Conservative MPs called earlier this month for Environment Minister Steven Guilbeault to resign as executive vice chair of the council, a position also held by previous Liberal and Tory ministers. Guilbeault is scheduled to meet with the council on a trip to China this week.
Founded under former Conservative prime minister Brian Mulroney, the Manitoba-headquartered institute defended its work with the council, arguing the Chinese agency is making a real contribution to the climate-change battle.
“As the world faces the interrelated crises of climate change, pollution, and biodiversity loss — threats that cross all borders and require urgent international cooperation — CCICED has been a meaningful forum for global sustainable development efforts,” the institute said in a statement to the National Post.
Samuel Lafontaine, an Environment Canada spokesman, also called the relationship valuable.
“Existential global environmental challenges cannot be effectively addressed without China’s contribution, given its size, population and carbon-intensive economy,” he said.
Critics, however, see little reason for Canada to essentially help run and finance a Chinese state agency.
It might have made sense decades ago for Ottawa to fund the council as an inducement for Beijing to do the right thing environmentally, but there is “no way” the world’s second-largest economy needs the aid today, said David Mulroney, Canada’s ambassador to Beijing from 2009 to 2012.

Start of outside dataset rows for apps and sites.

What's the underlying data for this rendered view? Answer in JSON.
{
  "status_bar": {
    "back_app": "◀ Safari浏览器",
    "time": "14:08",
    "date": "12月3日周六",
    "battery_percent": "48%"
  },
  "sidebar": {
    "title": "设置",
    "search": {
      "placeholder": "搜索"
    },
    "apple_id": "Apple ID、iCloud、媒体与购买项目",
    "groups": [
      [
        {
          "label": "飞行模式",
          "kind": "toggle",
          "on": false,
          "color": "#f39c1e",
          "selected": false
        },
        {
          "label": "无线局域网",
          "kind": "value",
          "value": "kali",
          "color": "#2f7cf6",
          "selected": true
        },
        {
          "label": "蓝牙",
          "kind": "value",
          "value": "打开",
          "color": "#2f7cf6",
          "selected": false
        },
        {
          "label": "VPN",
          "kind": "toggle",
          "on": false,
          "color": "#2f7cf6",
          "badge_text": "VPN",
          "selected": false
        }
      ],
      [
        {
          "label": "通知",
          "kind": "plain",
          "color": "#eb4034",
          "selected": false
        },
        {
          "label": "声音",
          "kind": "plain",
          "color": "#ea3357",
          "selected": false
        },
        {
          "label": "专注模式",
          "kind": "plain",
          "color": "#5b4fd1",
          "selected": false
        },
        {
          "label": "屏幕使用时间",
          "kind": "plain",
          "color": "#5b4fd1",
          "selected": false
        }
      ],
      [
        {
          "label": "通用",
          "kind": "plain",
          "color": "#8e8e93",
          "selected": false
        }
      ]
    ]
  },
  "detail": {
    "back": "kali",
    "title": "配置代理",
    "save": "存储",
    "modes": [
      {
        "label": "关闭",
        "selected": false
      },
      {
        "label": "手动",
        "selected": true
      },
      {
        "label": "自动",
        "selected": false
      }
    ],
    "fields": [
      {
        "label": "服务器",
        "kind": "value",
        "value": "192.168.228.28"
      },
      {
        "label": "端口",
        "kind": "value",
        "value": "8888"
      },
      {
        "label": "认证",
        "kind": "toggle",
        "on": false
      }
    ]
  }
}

Meanwhile, the whole world is paying a price for China’s “addiction” to burning coal, he said. The country continues to build coal-fired generating plants, though they are the biggest emitters of climate-altering carbon.
“Canada’s funding is, I believe, a rather pathetic way of keeping our foot in the door in Beijing,” said Mulroney. “Unfortunately, it also helps sustain the fiction that China is somehow unable to act in its own self-interest, much less in ours.”
While it undoubtedly does some good work on green issues, the CCICED is also the leading organization in China’s campaign to essentially co-opt environmentalists around the world, wrote Jirous in a report last fall for the Washington, D.C.-based Jamestown Foundation. He detailed how some of its top officials have backgrounds in agencies involved in projecting China’s influence globally.
Western environmentalists who work with Chinese groups like the CCICED tend to blunt or avoid sharp criticism of China, his report documented. Greenpeace, on the other hand, has no apparent ties of that sort and seems more than willing to criticize, Jirous wrote.
The International Institute for Sustainable Development says it took on the secretariat role for the Chinese agency after a competitive bidding process run by Environment and Climate Change Canada. But none of the federal money it gets ends up in the coffers of China’s Ministry of Ecology and Environment or any Chinese entities, said a spokeswoman.
Neither China nor Canada is a standout in the preeminent environmental issue of the day — the drive to reduce the greenhouse gas emissions that climate scientists say are heating the Earth to dangerous levels. Both countries earn a “highly insufficient” rating from the Climate Action Tracker group.
China does have the distinction of being by far the world’s largest generator of carbon dioxide emissions, with the United States second — but first per capita — and Canada 11th, according to 2021 data on the Statista website. Though Beijing has invested heavily in renewable energy and electric vehicles, it continues to add new coal-fired generating plants.
But Caroline Brouillette of Climate Action Network Canada defended this country’s work with the council, saying politicians and pundits often use China as a convenient punching bag for climate change, while ignoring their own country’s lack of response.
“We cannot solve the climate crisis without international cooperation — which means continuing engagement, even when tensions are high,” said Brouillette. “CCICED has played an important role in fostering this diplomatic dialogue with China over the years.”